The Financial Times reports that the European Commission is currently drafting a proposal which will impose a 40% gender quota on EU listed companies. The European Commission believes that there is a severe gender imbalance in the Member States. EU statistics show that just 13.7% of director board seats in large listed companies are currently taken by women.
Some EU countries such as France, Italy and Spain are not likely to take issue with the quota having already implemented their own national quotas. However, countries such as Britain and Sweden, with no current quotas, may well object. Indeed, the Financial Times quoted an official in the UK government’s business department as saying, “Our position will still stand – we are opposed to legislation for quotas”. With recent figures revealing that the number of women sitting on the boards of the UK’s top companies had reached unprecedented levels (women making up 16.7% of FTSE 100, and 10.9% of FTSE 250 boards), the UK government does not believe that imposed quotas are necessary. However, the EU’s complicated majority voting process will make it impossible for any individual country to avoid the quota once the legislation is passed.
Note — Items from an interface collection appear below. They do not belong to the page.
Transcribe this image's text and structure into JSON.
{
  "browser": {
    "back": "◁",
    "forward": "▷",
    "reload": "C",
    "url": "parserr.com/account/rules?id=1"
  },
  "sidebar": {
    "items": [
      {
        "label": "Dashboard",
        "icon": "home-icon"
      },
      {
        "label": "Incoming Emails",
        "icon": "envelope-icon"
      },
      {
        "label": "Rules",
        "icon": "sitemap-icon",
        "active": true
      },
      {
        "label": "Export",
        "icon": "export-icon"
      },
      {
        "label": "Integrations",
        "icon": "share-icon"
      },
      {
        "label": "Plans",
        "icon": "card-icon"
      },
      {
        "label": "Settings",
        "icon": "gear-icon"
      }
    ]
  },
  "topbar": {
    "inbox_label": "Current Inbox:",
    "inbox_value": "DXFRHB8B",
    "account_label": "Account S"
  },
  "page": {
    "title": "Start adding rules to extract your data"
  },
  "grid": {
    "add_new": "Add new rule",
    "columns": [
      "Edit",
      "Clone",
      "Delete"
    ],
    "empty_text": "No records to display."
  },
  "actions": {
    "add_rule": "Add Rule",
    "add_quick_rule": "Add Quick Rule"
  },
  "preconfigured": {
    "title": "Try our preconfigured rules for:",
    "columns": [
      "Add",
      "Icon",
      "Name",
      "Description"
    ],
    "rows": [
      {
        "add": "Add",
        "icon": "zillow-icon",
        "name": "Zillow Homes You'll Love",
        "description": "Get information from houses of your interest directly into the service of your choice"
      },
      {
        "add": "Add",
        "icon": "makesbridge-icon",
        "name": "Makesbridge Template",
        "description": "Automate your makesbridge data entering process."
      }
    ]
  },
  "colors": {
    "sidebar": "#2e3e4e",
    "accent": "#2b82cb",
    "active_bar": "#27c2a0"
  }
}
Company compliance with the proposed 40% gender quota will involve any listed company with over 250 employees or more than €50 million in revenues having to report on the gender make-up of their boards on a regular basis. Those that do not meet the imposed quota will be fined or even barred from state aid and contracts.
London Registrars regularly advises on board issues such as this as part of their corporate governance and wider corporate support services. To discover more, visit the website at http://www.london-registrars.co.uk/.